TE Connectivity recently partnered with the Bangalore Chamber of Industry and Commerce (BCIC) Startup Hub to launch an accelerator programme in India. In an interesting conversation with Electronics For You’s Yashasvini Razdan, Rahul Mathur, Director, revealed the company’s plans as an accelerator for startups
Q. How has the Indian market evolved in recent years, and how has TE adapted its focus to cater to the specific needs of the Indian market?
A. The Indian market has historically faced challenges due to its relatively small size and slow growth. However, over the past few years, there has been a significant shift in this landscape. The importance of India for an industrial technology company like TE has been steadily growing, leading to a significant shift in the landscape. TE has recognised this change and actively focuses on the Indian market. We are now able to cater to the specific needs of the Indian market by offering India-specific solutions. This involves working closely with our OEM customers to understand their requirements and developing products tailored to the Indian market. This increased focus on India has been a key area of emphasis for us recently.

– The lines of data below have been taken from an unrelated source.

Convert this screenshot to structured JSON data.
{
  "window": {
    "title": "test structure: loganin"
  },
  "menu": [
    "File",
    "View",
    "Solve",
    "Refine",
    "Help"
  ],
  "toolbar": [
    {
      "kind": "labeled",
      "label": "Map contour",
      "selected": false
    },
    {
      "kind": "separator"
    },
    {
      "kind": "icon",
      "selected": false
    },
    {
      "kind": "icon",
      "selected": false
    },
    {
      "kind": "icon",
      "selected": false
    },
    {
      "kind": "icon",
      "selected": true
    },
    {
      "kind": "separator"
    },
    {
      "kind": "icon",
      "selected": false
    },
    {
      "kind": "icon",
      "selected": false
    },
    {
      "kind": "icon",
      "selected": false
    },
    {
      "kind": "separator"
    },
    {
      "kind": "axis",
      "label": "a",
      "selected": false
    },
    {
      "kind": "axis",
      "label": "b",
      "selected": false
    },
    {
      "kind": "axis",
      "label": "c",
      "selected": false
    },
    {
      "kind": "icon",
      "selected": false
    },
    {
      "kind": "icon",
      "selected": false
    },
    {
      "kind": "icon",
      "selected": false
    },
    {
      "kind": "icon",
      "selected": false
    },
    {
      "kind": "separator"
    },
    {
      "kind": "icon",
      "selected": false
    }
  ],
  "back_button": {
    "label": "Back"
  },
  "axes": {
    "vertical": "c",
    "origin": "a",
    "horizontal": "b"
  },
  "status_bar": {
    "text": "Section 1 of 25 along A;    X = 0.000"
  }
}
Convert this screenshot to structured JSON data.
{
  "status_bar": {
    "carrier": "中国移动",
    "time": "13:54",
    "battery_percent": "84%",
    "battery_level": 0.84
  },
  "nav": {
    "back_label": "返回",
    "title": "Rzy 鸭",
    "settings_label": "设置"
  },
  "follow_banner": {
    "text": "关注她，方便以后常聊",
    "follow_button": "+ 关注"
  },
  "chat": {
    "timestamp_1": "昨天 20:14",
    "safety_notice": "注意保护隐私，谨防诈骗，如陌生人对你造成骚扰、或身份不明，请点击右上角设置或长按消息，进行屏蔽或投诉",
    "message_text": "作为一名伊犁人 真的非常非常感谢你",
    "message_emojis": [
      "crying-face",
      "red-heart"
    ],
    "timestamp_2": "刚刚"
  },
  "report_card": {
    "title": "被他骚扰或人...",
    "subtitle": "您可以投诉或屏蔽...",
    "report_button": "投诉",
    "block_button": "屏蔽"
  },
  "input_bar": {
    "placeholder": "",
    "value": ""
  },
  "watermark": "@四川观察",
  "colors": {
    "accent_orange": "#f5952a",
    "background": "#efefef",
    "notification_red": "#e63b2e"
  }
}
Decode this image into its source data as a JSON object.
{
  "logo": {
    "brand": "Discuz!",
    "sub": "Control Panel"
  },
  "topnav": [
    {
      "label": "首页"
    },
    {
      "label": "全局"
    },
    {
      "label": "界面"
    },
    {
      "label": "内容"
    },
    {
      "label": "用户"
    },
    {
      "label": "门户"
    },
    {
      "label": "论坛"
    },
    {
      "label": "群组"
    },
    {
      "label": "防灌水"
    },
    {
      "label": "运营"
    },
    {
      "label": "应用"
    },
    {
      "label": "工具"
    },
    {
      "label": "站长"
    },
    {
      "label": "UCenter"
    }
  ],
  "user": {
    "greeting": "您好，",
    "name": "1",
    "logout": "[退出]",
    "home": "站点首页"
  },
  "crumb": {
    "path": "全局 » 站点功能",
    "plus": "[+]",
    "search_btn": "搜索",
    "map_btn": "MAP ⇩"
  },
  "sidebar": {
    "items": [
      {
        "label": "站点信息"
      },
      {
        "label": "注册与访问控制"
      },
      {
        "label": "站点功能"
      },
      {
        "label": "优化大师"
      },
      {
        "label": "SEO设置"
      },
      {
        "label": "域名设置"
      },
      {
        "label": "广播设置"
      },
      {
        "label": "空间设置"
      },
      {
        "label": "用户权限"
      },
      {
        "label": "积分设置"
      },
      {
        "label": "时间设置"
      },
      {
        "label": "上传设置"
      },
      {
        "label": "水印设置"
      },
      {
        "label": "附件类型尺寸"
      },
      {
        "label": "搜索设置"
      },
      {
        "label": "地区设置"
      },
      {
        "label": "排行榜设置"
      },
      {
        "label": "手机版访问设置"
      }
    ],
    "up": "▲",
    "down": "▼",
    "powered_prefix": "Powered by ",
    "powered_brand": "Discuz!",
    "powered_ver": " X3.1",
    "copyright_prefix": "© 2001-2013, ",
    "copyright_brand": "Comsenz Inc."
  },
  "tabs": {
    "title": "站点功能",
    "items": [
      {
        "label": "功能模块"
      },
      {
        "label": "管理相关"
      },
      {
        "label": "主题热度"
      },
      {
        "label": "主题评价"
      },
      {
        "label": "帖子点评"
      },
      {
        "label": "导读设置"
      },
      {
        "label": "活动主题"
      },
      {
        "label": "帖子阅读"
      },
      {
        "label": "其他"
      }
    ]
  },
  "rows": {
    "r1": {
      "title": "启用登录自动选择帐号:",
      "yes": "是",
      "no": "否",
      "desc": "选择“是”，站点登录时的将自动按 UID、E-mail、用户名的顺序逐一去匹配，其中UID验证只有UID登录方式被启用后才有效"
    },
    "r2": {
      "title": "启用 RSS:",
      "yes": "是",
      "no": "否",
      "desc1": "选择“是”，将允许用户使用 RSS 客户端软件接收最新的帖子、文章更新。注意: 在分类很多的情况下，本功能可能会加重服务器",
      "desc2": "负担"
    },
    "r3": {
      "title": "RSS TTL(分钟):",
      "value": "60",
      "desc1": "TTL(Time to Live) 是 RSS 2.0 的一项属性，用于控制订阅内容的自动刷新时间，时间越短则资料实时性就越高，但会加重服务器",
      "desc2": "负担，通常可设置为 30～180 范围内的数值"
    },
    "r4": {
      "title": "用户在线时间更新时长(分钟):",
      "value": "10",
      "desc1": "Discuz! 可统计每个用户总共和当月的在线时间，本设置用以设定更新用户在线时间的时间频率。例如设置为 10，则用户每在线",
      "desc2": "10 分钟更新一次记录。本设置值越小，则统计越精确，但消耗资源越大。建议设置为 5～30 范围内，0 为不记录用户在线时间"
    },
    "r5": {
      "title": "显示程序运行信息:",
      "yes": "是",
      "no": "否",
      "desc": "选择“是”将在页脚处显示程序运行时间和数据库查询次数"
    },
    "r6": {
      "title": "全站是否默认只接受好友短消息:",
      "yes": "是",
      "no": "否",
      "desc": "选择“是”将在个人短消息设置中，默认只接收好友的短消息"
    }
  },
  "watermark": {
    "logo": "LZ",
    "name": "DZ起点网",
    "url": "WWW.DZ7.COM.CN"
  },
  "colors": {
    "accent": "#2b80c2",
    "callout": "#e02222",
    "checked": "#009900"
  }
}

Q. Could you give me more details about your collaboration with BCIC?
A. We intend to be ‘venture clients’ for these startups and enable them to work on their PoC or prototypes in our manufacturing facility. We want them to develop products and new technologies for India and the globe. BCIC will provide the business framework, external support, and consultation so TE can run this programme. The framework allows us to select the right startups and provide support in areas such as business mentoring or connecting them with academia or other technology partners in the industry. So, that is what BCIC is doing—building the ecosystem to support the startup’s needs.

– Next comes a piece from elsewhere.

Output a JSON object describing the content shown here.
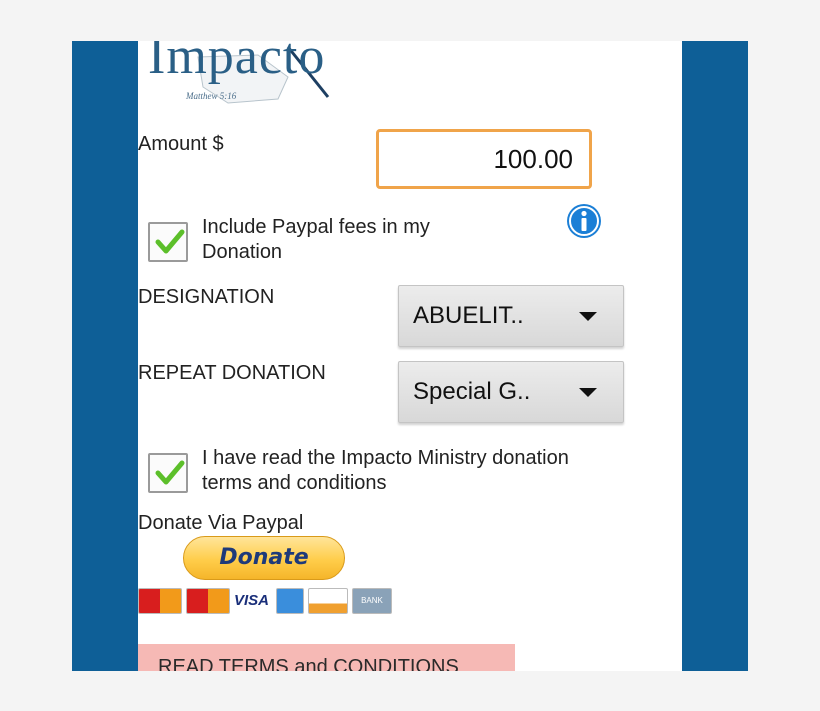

TE will connect the startups directly to the business by driving it. We’ll be the sponsors, and they will be the users. This way, their use cases and projects won’t be limited to research and development or a PoC (proof of concept). They can work directly with businesses and even scale globally, if possible.
Q. In this collaborative project with BCIC, would you call yourself an accelerator or an incubator?
A. An incubator supports a startup at the early stage. We’re more of an accelerator because we’d want to partner with startups ready with a minimal viable product or a PoC to provide them with use cases to implement. We want to be their first and, if possible, biggest customer and support their growth. They’ll also get good mentorship regarding technology and business via academia and business consultants. It’s an opportunity for collaboration.
For example, in the manufacturing sector, we’re looking for startups that can assist us with Industry 4.0, enhancing our throughput, manufacturing capabilities, and process efficiency. These startups will get connected with experienced engineers who have substantial knowledge and exposure to the shop floor. This expertise will be valuable for startups to progress from PoC to final product development and scaling.
Startups are looking for a large organisation that can use or adopt their products, and we intend to be the marquee customer for these startups and leverage their capabilities. That’s why we’d call ourselves an accelerator.
Q. What are your selection criteria for patronising a startup?
A. We have very simple criteria—the startup must be sponsored by a business from any segment—manufacturing, operations, product development, technology, or even a C-suite executive. The other criterion is that the startup’s solution should be unique and competitive for India and globally.
How do accelerator programmes benefit large and established companies like TE?
Startups, with their entrepreneurial mindset and nimbleness, often hold the key to innovation. Companies don’t need to solve every problem internally, and there are challenges and areas better suited for startups. We have observed some remarkably innovative and interesting ideas emerging in the marketplace. Unburdened by the constraints of a large organisation, startups can bring these ideas to a stage where established companies can then engage and collaborate with them.
Q. What is the average investment you make in accelerating a startup?
A. The key aspect we bring to startups is our commitment to long-term business opportunities. Currently, startups have access to funding and technical/business mentorship. However, they often lack validation of their PoC and a long-term commitment to any potential business opportunities. As a client, we offer the most significant value by providing that validation and the potential for sustained business engagement to startups.